Feast + Revel’s Fresh Take on the New Frontier
Photos by Ali Matthews
There is no doubt that, in the upcoming months leading up to Canada’s 150th Celebration, that many Ottawa restaurants will attempt to rift on “Canadian” cuisine. However, I doubt as many will do it as successfully as Executive Chef Stephen La Salle and the staff at feast + revel in the ByWard Market. Having recently attended feast + revel’s new summer menu showcase I can attest to the fact that not only has La Salle created a menu that is delicious and highlights local organic Ottawa Valley ingredients but that he has also done so with originality. La Salle calls it New Frontier Cuisine and there are no ill-conceived rifts on poutine here!
Feast + revel also has the added benefit of being centrally located in the heart of the action for all the Canada Day celebrations this year but, in décor, food and vibe sets itself apart many of the other restaurants and bars that surround it.

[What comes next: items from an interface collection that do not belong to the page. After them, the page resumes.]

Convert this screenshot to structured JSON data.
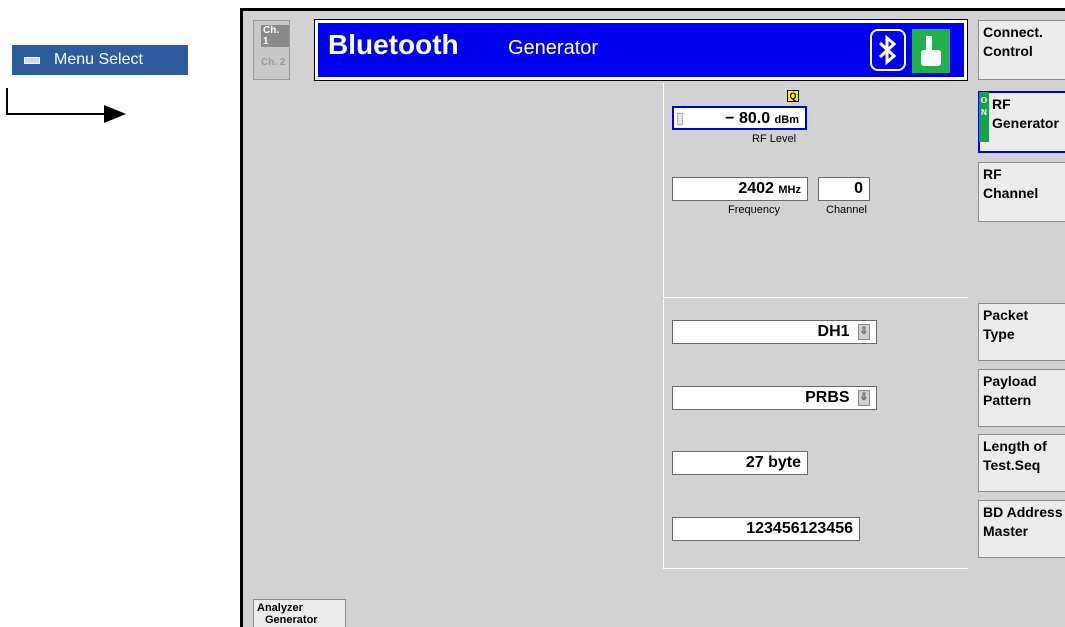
{
  "annotation": {
    "menu_select_label": "Menu Select"
  },
  "channel": {
    "ch1": "Ch. 1",
    "ch2": "Ch. 2"
  },
  "title": {
    "main": "Bluetooth",
    "sub": "Generator"
  },
  "softkeys": {
    "connect_control": [
      "Connect.",
      "Control"
    ],
    "rf_generator": [
      "RF",
      "Generator"
    ],
    "rf_generator_indicator": [
      "O",
      "N"
    ],
    "rf_channel": [
      "RF",
      "Channel"
    ],
    "packet_type": [
      "Packet",
      "Type"
    ],
    "payload_pattern": [
      "Payload",
      "Pattern"
    ],
    "length_of_test_seq": [
      "Length of",
      "Test.Seq"
    ],
    "bd_address_master": [
      "BD Address",
      "Master"
    ]
  },
  "rf": {
    "badge": "Q",
    "level_value": "− 80.0",
    "level_unit": "dBm",
    "level_caption": "RF Level",
    "frequency_value": "2402",
    "frequency_unit": "MHz",
    "frequency_caption": "Frequency",
    "channel_value": "0",
    "channel_caption": "Channel"
  },
  "packet": {
    "type_value": "DH1",
    "payload_value": "PRBS",
    "length_value": "27 byte",
    "bd_address_value": "123456123456"
  },
  "bottom_tab": [
    "Analyzer",
    "Generator"
  ]
}
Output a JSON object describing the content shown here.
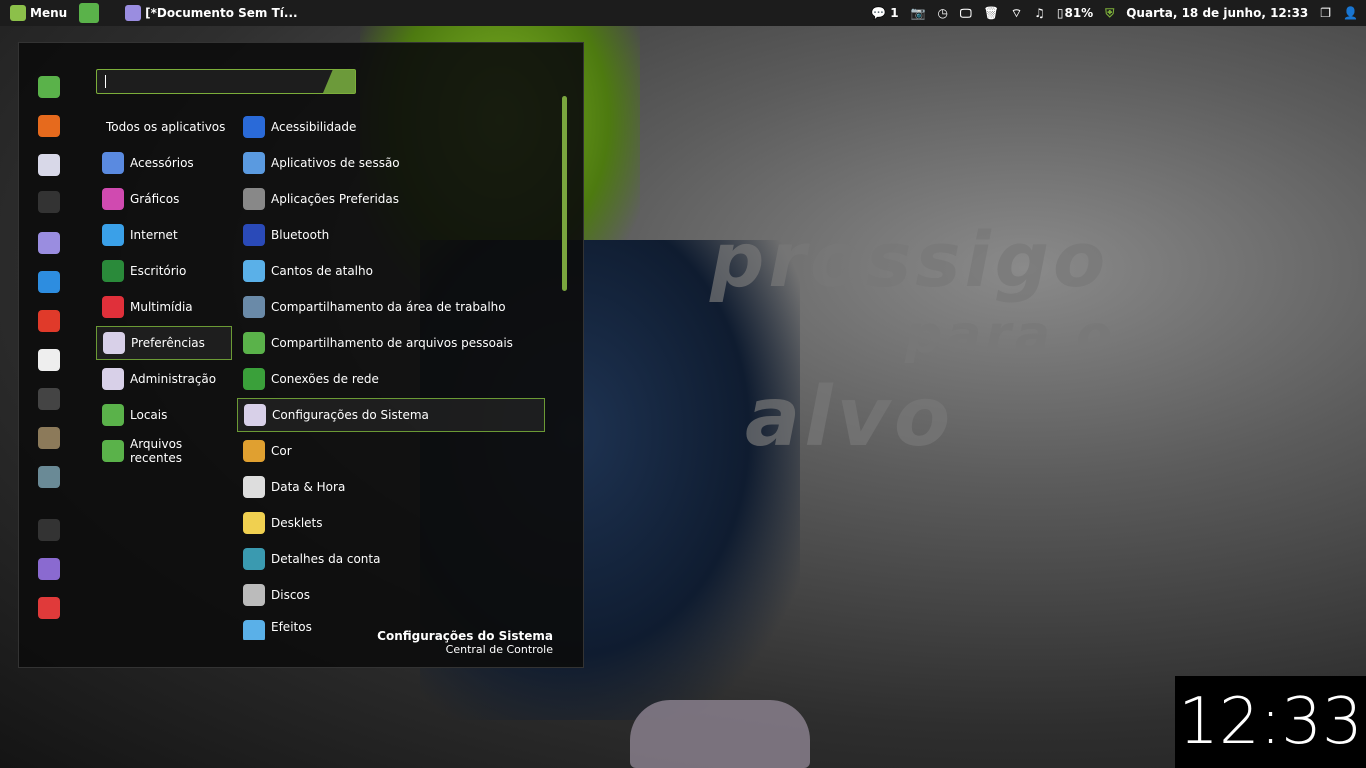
{
  "panel": {
    "menu_label": "Menu",
    "window_title": "[*Documento Sem Tí...",
    "notifications": "1",
    "battery": "81%",
    "datetime": "Quarta, 18 de junho, 12:33"
  },
  "wallpaper": {
    "lines": [
      "prossigo",
      "para o",
      "alvo"
    ]
  },
  "search": {
    "value": ""
  },
  "favorites": [
    {
      "icon": "files-icon",
      "color": "#5ab24a"
    },
    {
      "icon": "firefox-icon",
      "color": "#e66a1d"
    },
    {
      "icon": "settings-toggle-icon",
      "color": "#d8d8e8"
    },
    {
      "icon": "terminal-icon",
      "color": "#333"
    },
    {
      "icon": "text-editor-icon",
      "color": "#9a8de0"
    },
    {
      "icon": "download-icon",
      "color": "#2d8de0"
    },
    {
      "icon": "disc-icon",
      "color": "#e03a2a"
    },
    {
      "icon": "document-icon",
      "color": "#eee"
    },
    {
      "icon": "calculator-icon",
      "color": "#444"
    },
    {
      "icon": "gimp-icon",
      "color": "#8c7a5a"
    },
    {
      "icon": "drive-icon",
      "color": "#6a8a96"
    },
    {
      "icon": "lock-icon",
      "color": "#333"
    },
    {
      "icon": "logout-icon",
      "color": "#8a6ad0"
    },
    {
      "icon": "power-icon",
      "color": "#e03a3a"
    }
  ],
  "categories": [
    {
      "label": "Todos os aplicativos",
      "color": ""
    },
    {
      "label": "Acessórios",
      "color": "#5a8ae0"
    },
    {
      "label": "Gráficos",
      "color": "#d04ab0"
    },
    {
      "label": "Internet",
      "color": "#3aa0e8"
    },
    {
      "label": "Escritório",
      "color": "#2a8a3a"
    },
    {
      "label": "Multimídia",
      "color": "#e0303a"
    },
    {
      "label": "Preferências",
      "color": "#d8d0e8",
      "selected": true
    },
    {
      "label": "Administração",
      "color": "#d8d0e8"
    },
    {
      "label": "Locais",
      "color": "#5ab24a"
    },
    {
      "label": "Arquivos recentes",
      "color": "#5ab24a"
    }
  ],
  "apps": [
    {
      "label": "Acessibilidade",
      "color": "#2a6ad8"
    },
    {
      "label": "Aplicativos de sessão",
      "color": "#5a9ae0"
    },
    {
      "label": "Aplicações Preferidas",
      "color": "#888"
    },
    {
      "label": "Bluetooth",
      "color": "#2a4ab8"
    },
    {
      "label": "Cantos de atalho",
      "color": "#5ab0e8"
    },
    {
      "label": "Compartilhamento da área de trabalho",
      "color": "#6a8aa8"
    },
    {
      "label": "Compartilhamento de arquivos pessoais",
      "color": "#5ab24a"
    },
    {
      "label": "Conexões de rede",
      "color": "#3aa03a"
    },
    {
      "label": "Configurações do Sistema",
      "color": "#d8d0e8",
      "selected": true
    },
    {
      "label": "Cor",
      "color": "#e0a030"
    },
    {
      "label": "Data & Hora",
      "color": "#ddd"
    },
    {
      "label": "Desklets",
      "color": "#f0d050"
    },
    {
      "label": "Detalhes da conta",
      "color": "#3a9ab0"
    },
    {
      "label": "Discos",
      "color": "#bbb"
    },
    {
      "label": "Efeitos",
      "color": "#5ab0e8"
    }
  ],
  "description": {
    "title": "Configurações do Sistema",
    "subtitle": "Central de Controle"
  },
  "clock": "12:33",
  "accent": "#7cae3a"
}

Immediately when you walk in, you know you’ve found a respite from other kitschy tourist traps in its environs. The interior design, by Mason Studios, perfectly sets the tone of the menu: modern and hip with a respectful nod to the traditional, with its plaid banquettes counterbalanced with clean lines and hip geometric prints.
But onto the FOOD! Actually, wait, first a DRINK. The cocktails here are stellar. While a summer favorite amongst the clientele is the refreshing Lavender Spritz, with lavender infused and on-trend Aperol, I personally enjoyed the Rose Dream, made with award winning Dillon’s Rose Gin. If you’re not into cocktails however, they have a well curated wine list and a good variety of Ontario craft beers.
Ok, NOW the food. The menu is well balanced in terms of offerings, with something to suit everyone’s tastes or dietary restrictions, and, with what you expect from a summer menu with an emphasis on light, clean flavours, whether through the choice of herbs or the preparation. To wit, the oxtail with an Equator coffee BBQ rub, which one would normally think of as a typically heavier dish, is made light with a punch of lime and an unexpected and tasty addition of boiled peanuts. The perfect demonstration of the fresh feel of this menu is the Albacore Tuna: Cold-smoked albacore tuna, pea and watercress soup, mint and dill mingle together to create a combination of flavours which I can only describe as, and to quote my notes, “Fresh AF”.
Another highlight was the Smoked Elk on “Beaver Dough” which was a perfect example of how Lasalle’s menu takes quintessentially Canadian ingredients and prepares them in an inventive and new way. By pairing braised, smoked elk with PEI cheddar, Beau’s beer pickled mustard seeds and putting it on top of the airy, flaky pastry which most of us are used to eating on the Rideau Canal or in the ByWard Market (wink wink) Lasalle makes flavours familiar to most Canadians deliciously unfamiliar.
Despite all of Feast + Revel’s sharing plates, starters and mains, you still need to save room for dessert as the Backyard Rhubarb is a must-have. Nothing reminds me more of a Canadian summer than rhubarb, which grew wild in the backyard of most childhood homes and which I learned at an early age I could boil down with sugar and water to ladle over ice cream (my first compote?). Comprised of a rhubarb yogurt pop atop a rhubarb square, confited rhubarb, and, what Lasalle calls “Pink Lemonade” curd, this marvelous dessert captures my Canadian childhood memory perfectly but through the lens of the sophisticated adult palate of Lasalle.
And isn’t that what exactly a Canadiana menu is supposed to do? Take the ingredients we Canadians know and love and present it to us and in an innovative way. Feast + Revel and Lasalle are clearly doing that with their summer menu and New Frontier Cuisine.